_MATERIAL SUPPLIED_
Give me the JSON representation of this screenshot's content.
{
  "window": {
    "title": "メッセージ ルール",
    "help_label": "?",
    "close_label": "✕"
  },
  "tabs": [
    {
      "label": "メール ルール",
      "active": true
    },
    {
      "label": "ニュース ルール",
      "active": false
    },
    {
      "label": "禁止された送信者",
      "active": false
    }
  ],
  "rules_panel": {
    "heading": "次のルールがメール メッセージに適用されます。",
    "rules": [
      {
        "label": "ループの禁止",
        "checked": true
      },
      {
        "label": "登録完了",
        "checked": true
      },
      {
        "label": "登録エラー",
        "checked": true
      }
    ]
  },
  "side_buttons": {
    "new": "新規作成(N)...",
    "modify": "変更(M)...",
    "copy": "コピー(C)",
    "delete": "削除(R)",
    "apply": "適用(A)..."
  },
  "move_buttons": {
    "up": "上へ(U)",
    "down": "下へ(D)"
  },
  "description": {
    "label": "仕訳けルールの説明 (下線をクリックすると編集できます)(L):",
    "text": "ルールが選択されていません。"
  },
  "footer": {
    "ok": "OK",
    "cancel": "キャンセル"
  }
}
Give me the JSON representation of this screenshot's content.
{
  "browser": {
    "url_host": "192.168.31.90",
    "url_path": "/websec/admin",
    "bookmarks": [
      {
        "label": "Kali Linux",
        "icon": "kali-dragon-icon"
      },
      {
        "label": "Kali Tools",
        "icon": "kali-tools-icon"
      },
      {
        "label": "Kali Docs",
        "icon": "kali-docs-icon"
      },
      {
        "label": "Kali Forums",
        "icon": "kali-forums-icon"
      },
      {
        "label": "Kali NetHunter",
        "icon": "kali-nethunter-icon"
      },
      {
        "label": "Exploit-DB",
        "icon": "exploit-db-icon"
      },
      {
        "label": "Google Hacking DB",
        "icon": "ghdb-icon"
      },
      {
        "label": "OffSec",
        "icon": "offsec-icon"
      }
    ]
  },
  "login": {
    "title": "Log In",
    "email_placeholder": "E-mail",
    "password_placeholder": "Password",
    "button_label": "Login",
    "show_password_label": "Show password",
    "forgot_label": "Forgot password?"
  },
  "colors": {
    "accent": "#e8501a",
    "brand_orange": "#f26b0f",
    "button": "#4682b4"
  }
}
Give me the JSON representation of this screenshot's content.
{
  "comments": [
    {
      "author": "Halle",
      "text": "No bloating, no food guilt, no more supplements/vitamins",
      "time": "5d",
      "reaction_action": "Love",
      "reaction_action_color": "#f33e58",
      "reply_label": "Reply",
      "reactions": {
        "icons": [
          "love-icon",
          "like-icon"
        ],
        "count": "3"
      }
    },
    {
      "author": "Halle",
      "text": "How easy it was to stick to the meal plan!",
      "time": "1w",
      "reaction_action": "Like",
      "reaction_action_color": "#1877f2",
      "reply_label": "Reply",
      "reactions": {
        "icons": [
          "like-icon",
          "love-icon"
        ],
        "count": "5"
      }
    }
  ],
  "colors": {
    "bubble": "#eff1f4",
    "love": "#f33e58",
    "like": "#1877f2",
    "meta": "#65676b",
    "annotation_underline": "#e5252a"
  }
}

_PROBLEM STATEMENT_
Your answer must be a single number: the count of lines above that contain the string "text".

_RESPONSE TO THIS EXERCISE_
3